The unsettled theoretical debate about "crisis" in capitalism and how to theorize it led Peter Bell and myself to contemplate writing a book surveying, politically decoding and offering an alternative to the various strains of "Marxist crisis theory" that were then circulating and clashing. As a prelude to, or opening moment of, such a project we decided to undertake as systematic a study of Marx and Engels’ writings on crisis as we could manage, given the texts available to us. While we found many of the Italian innovations inspiring and useful, including moments of analysis of the specific crisis of Keynesianism, nowhere could we find any such systematic study by those theorists. So we undertook one. The result is the essay below that was originally published in Research in Political Economy in 1982. As it turned out, after undertaking this part of the study, largely my work, much of the analysis of other, more contemporary material was never written up in the form of chapters. However, samples of the kind of commentary those chapters would have contained can be found in Peter Bell, "Marxist Theory, Class Struggle and the Crisis of Capitalism," (1977), and Harry Cleaver, "Karl Marx: Economist or Revolutionary" (1986). We concluded that the then current debates were not only largely sterile but also, in relation to other projects that interested us (such as dealing with Reaganomics and the onset of the international debt crisis), not worth the time it would take to demonstrate the fact in detail. So the book was never completed.
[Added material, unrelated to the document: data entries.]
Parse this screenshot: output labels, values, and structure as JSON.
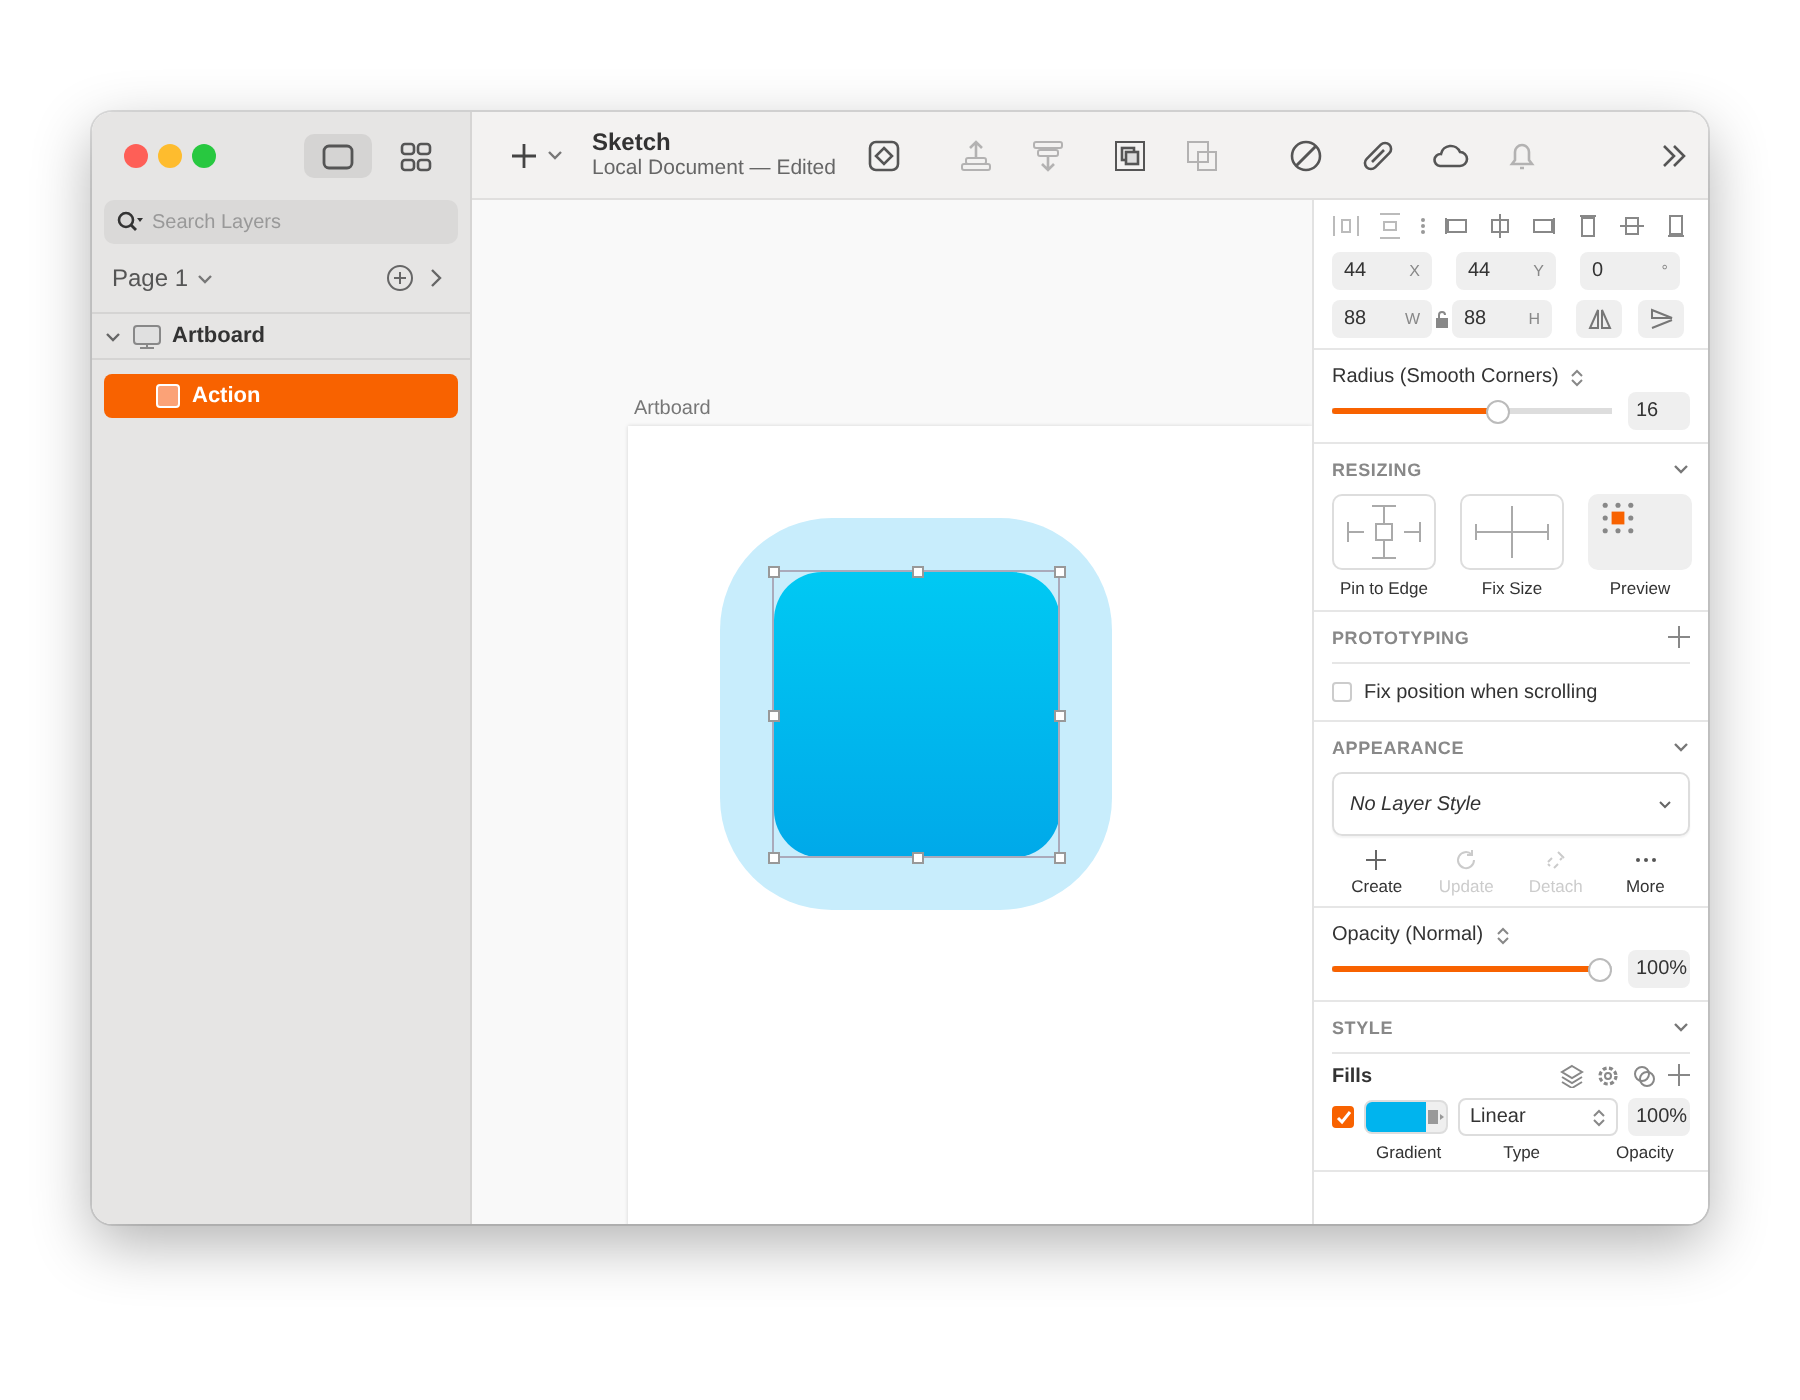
{
  "window": {
    "title": "Sketch",
    "subtitle": "Local Document — Edited"
  },
  "view_modes": [
    {
      "kind": "canvas",
      "selected": true
    },
    {
      "kind": "grid",
      "selected": false
    }
  ],
  "toolbar": [
    {
      "kind": "symbol",
      "disabled": false
    },
    {
      "kind": "forward",
      "disabled": true
    },
    {
      "kind": "backward",
      "disabled": true
    },
    {
      "kind": "mask",
      "disabled": false
    },
    {
      "kind": "scale",
      "disabled": true
    },
    {
      "kind": "edit",
      "disabled": false
    },
    {
      "kind": "link",
      "disabled": false
    },
    {
      "kind": "cloud",
      "disabled": false
    },
    {
      "kind": "bell",
      "disabled": true
    },
    {
      "kind": "more",
      "disabled": false
    }
  ],
  "sidebar": {
    "search": {
      "placeholder": "Search Layers"
    },
    "page": "Page 1",
    "layers": [
      {
        "name": "Artboard",
        "kind": "artboard",
        "expanded": true,
        "selected": false,
        "children": [
          {
            "name": "Action",
            "kind": "shape",
            "selected": true
          }
        ]
      }
    ]
  },
  "canvas": {
    "artboard_label": "Artboard"
  },
  "inspector": {
    "fields": [
      {
        "value": "44",
        "unit": "X"
      },
      {
        "value": "44",
        "unit": "Y"
      },
      {
        "value": "0",
        "unit": "°"
      },
      {
        "value": "88",
        "unit": "W"
      },
      {
        "value": "88",
        "unit": "H"
      }
    ],
    "radius": {
      "label": "Radius (Smooth Corners)",
      "level": 0.6,
      "value": "16"
    },
    "resizing": {
      "title": "RESIZING",
      "options": [
        {
          "kind": "pin",
          "label": "Pin to Edge"
        },
        {
          "kind": "fix",
          "label": "Fix Size"
        },
        {
          "kind": "preview",
          "label": "Preview"
        }
      ]
    },
    "prototyping": {
      "title": "PROTOTYPING",
      "option": {
        "label": "Fix position when scrolling",
        "checked": false
      }
    },
    "appearance": {
      "title": "APPEARANCE",
      "layer_style": "No Layer Style",
      "actions": [
        {
          "kind": "create",
          "label": "Create",
          "disabled": false
        },
        {
          "kind": "update",
          "label": "Update",
          "disabled": true
        },
        {
          "kind": "detach",
          "label": "Detach",
          "disabled": true
        },
        {
          "kind": "more",
          "label": "More",
          "disabled": false
        }
      ]
    },
    "opacity": {
      "label": "Opacity (Normal)",
      "level": 1,
      "value": "100%"
    },
    "style": {
      "title": "STYLE",
      "fills_title": "Fills",
      "fills": [
        {
          "checked": true,
          "type": "Linear",
          "opacity": "100%"
        }
      ],
      "fill_labels": [
        "Gradient",
        "Type",
        "Opacity"
      ]
    }
  }
}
A final note: in the light of the injunction in my book Reading Capital Politically that any reading of Capital should "eschew all detached interpretation and abstract theorizing in favor of grasping concepts only within that concrete totality of struggle whose determinations they designate", this essay comes up short. While it is certainly not "detached" what you will find here is mostly abstract and does not "grasp the concepts" within any "concrete totality of struggle." The reason for this abstraction lies in the intended purpose of the essay: a prelude to a critique of the debates around crisis theory that situated those debates within the contemporary history of class conflict and offered an alternative "political" reading designed to contribute to our struggles at that time. Therefore, this essay should be read today as merely a starting point for rethinking the concepts it discusses within the current "concrete totality of struggle" and by no means as a final statement on the subject.
Austin, Texas and Boston, Massachusetts